3 Tbls (grass-fed organic) butter
3 cloves (organic) garlic, chopped fine
1 lemon (organic is best, since you will stick the whole thing in the chicken); halved, juiced and partially zested
Salt and pepper
3 cups (organic) chicken stock or water
3 good-sized (organic) potatoes, cubed
2-3 (organic) carrots, sliced in rounds
Preheat the oven to 375 degrees.
Mix the garlic, zest, salt, lemon juice, pepper and herbs into the butter and put the chicken in a roasting pan.
1) Get all up in it by following Mr. McNair’s directions to carefully use your fingers to slip the buttery mixture between the skin and meat of the chicken. This is wonderful when you have the time and inclination to bother, as it seals in the flavors. But it is time-consuming and brings you into very close and messy contact with the bird.
2) Take the easy road by melting the butter mixture a bit in the microwave and pour over the chicken, spreading it around a bit. I’ll admit this is what I do most days and it turns out pretty tasty.
Lower the heat to 350 degrees and cook for an additional hour and a half, or until done. Mr. McNair roasts it uncovered, basting every 15 minutes. As I always want to hang out with Maya instead of basting something, I cover it instead and just leave it more or less undisturbed until done. (If you do leave it uncovered, be sure the potatoes and carrots are submerged in liquid or they will dry out.)
Let it rest for ten minutes or so after removing from the oven. Enjoy with brown rice if you wish.
It’s summer, and the real question most evenings is what easy, healthy meal I can throw together right after work that we can pack up for a short evening excursion to the pool.
These simple, Omega-3 rich salmon burgers certainly fit the bill. They take only 5 minutes to mix and another 10 at most to cook, and can be packed up on top of some fresh spinach and diced tomatoes and eaten with a fork, or thrown unceremoniously into a sliced wholegrain bun with a smear of mayo or tartar sauce.
I do pan-fry them, because they would be a little delicate to grill unless you used a (stainless steel) grill pan. Once they cook a little, they tend to hold together decently well.
As a bonus, Maya loves these, and it’s not easy to get a toddler to eat fish!
2 (organic, pastured) eggs
1 Tbl (organic) dijon mustard
6 Tbls (organic) Panko bread crumbs (these do exist; I found them in the organic specialty section at Whole Foods)
1 (organic) orange, sliced in half and one-half juiced
2 Tbls chopped fresh (organic) basil
Salt and pepper to taste
Balsamic vinegar for finishing

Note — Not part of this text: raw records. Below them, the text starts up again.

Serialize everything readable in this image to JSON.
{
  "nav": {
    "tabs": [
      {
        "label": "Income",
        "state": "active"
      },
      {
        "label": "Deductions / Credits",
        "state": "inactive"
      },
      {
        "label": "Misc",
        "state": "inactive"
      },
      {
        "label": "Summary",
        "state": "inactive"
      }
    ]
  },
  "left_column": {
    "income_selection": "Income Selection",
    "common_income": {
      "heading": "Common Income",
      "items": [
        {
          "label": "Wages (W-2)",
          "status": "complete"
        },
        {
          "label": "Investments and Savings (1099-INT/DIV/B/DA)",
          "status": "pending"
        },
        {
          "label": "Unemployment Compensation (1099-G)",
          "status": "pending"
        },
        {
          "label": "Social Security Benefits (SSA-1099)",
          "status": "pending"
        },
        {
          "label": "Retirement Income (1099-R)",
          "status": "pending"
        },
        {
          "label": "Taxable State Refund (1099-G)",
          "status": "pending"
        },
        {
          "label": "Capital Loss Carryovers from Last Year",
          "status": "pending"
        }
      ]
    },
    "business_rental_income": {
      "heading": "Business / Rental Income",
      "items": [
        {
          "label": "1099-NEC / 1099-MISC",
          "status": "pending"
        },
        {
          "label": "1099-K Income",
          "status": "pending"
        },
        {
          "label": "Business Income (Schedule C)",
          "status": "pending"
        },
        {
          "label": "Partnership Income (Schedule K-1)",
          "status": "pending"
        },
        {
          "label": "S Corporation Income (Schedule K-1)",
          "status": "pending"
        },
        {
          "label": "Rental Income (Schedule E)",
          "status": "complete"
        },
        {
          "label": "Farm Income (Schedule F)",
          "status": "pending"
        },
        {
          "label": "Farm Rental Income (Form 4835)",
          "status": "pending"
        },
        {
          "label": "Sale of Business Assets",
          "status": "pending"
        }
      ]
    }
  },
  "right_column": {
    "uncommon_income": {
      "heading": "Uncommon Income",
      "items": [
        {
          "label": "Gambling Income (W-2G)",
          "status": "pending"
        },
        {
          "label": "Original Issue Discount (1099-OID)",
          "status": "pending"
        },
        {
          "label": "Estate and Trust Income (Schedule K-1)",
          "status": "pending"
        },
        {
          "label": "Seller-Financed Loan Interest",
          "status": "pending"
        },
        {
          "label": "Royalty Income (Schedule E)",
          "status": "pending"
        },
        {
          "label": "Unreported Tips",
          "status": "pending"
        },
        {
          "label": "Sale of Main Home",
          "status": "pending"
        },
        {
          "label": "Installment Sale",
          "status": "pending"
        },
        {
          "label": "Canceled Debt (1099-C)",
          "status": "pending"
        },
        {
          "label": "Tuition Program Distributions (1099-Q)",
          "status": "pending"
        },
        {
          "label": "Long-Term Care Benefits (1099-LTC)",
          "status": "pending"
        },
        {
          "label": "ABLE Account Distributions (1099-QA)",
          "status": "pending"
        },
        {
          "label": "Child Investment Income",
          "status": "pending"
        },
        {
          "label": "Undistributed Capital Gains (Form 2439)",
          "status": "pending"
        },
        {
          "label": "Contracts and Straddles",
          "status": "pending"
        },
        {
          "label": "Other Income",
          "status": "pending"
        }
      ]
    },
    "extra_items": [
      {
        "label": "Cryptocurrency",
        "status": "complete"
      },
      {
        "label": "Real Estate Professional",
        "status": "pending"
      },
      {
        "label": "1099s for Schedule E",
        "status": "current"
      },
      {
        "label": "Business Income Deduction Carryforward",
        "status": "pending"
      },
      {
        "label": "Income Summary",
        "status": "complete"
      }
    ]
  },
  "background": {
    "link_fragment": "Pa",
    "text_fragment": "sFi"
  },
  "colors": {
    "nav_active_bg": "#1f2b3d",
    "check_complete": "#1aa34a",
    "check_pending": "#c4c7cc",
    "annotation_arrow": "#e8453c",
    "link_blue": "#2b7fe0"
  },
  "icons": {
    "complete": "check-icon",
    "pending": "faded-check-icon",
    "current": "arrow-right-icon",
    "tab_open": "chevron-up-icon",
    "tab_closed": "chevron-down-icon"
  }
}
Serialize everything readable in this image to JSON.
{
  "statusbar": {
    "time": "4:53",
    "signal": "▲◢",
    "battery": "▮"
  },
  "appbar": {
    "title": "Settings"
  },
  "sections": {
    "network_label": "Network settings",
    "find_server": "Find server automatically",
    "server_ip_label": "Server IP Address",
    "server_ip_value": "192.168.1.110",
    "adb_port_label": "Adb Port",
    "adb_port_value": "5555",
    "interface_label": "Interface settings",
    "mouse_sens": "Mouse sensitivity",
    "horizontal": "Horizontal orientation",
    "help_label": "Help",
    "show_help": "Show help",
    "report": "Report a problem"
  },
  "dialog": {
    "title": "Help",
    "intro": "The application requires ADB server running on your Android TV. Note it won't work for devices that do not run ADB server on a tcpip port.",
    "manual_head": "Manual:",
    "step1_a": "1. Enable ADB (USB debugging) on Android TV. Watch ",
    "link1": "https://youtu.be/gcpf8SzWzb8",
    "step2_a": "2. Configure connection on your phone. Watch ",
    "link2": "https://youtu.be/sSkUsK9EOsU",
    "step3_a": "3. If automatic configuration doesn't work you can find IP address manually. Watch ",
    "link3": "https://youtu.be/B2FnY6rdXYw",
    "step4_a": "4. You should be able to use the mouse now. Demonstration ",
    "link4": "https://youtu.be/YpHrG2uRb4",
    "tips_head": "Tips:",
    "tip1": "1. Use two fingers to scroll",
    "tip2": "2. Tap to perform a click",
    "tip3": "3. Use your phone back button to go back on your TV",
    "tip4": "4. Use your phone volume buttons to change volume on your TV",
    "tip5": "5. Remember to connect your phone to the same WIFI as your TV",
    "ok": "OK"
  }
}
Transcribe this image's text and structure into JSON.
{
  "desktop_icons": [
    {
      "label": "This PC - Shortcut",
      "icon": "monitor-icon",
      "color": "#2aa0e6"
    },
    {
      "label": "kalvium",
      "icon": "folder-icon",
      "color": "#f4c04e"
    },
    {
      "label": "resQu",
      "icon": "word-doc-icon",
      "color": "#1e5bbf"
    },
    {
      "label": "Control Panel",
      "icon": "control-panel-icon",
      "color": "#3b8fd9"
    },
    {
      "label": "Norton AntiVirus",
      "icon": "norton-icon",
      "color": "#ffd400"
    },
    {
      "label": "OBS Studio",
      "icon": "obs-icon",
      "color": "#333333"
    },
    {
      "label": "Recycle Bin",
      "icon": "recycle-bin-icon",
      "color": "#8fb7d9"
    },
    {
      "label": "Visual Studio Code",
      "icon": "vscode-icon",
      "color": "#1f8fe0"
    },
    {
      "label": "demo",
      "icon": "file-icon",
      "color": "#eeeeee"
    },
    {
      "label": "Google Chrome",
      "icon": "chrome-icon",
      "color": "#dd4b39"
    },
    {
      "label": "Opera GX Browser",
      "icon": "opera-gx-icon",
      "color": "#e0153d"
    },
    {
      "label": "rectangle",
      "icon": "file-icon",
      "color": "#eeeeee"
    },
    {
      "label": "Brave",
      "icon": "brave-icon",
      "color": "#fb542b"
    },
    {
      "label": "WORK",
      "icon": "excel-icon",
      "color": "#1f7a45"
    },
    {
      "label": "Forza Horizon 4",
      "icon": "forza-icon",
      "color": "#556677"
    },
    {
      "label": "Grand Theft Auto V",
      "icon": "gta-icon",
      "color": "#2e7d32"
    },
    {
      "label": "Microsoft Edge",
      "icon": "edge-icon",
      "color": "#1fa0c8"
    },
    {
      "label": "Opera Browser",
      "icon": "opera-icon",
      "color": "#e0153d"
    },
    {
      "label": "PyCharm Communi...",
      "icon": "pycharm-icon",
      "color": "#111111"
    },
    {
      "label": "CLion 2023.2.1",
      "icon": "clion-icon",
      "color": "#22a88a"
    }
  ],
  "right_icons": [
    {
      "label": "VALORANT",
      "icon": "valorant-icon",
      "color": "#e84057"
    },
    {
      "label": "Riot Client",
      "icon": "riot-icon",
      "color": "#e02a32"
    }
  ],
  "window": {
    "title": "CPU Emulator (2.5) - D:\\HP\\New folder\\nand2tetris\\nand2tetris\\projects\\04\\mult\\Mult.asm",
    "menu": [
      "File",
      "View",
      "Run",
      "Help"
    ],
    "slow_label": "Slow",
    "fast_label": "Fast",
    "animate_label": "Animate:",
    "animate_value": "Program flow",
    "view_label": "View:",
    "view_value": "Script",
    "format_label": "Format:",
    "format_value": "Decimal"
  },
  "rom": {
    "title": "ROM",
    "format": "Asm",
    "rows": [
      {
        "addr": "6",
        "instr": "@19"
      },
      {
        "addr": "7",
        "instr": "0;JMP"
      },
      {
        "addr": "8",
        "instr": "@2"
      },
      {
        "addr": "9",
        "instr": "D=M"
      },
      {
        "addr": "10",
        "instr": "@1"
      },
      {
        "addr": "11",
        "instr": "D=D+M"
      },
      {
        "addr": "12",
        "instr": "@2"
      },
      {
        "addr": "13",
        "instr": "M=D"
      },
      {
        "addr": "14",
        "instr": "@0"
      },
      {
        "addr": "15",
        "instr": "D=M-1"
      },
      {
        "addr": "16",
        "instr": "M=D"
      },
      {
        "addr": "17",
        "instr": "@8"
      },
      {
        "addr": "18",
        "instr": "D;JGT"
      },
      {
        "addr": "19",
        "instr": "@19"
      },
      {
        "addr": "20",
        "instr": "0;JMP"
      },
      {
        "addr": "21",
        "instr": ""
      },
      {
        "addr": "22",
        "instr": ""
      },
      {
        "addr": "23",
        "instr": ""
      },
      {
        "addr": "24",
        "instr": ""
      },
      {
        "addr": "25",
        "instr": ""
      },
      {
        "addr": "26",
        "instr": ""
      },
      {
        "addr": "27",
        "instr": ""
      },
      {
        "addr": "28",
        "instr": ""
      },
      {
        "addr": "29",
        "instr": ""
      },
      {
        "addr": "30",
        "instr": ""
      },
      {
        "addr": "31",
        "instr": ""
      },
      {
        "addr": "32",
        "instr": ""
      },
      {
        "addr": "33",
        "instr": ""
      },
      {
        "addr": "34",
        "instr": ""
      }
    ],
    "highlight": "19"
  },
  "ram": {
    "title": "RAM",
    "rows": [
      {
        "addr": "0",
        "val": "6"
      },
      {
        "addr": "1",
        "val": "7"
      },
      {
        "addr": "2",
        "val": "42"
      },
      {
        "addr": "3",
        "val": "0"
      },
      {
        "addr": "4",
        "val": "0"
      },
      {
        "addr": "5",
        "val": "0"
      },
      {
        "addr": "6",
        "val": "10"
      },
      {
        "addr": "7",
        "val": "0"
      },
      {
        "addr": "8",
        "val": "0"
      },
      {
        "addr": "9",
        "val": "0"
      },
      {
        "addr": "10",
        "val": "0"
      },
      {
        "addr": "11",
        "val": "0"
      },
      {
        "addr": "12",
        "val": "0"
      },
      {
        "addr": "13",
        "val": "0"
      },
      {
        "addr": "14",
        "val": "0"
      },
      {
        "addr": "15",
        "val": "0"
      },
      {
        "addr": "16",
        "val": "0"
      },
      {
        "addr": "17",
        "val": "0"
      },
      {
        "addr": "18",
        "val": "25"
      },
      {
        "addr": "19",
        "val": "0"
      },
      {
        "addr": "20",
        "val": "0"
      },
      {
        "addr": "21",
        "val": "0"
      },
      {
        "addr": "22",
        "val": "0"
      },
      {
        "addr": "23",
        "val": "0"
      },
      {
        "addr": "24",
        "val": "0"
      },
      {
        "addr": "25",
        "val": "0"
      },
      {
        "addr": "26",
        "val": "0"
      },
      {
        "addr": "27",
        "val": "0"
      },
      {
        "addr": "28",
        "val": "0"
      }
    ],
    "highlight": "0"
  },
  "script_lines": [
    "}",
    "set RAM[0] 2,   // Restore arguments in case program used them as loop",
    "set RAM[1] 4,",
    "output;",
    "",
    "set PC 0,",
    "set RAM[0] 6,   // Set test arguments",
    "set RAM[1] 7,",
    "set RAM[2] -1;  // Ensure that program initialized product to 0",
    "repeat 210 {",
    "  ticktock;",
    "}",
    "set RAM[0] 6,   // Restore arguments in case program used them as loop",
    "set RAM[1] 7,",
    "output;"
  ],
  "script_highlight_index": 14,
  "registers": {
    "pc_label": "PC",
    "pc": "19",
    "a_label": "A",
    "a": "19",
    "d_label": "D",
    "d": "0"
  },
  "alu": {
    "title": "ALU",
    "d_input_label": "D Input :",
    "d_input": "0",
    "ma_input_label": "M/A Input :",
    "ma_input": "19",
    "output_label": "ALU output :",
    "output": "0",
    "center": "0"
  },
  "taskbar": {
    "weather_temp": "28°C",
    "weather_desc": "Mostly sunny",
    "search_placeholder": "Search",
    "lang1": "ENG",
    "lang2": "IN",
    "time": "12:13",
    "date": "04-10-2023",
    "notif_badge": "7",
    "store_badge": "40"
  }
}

Empty the can of salmon into a bowl and pick out the small bones. Add mustard, basil, orange juice, bread crumbs, and salt and pepper. Let the mixture sit while you warm the pan with a generous amount of olive oil.
Form into patties and fry in the oil, turning infrequently. Makes about 8 patties.
Serve over bed of greens, such as fresh spinach, topped with a squeeze of the other side of the orange, and a dribble of balsamic vinegar, with a side of (organic) tartar sauce, or on a bun.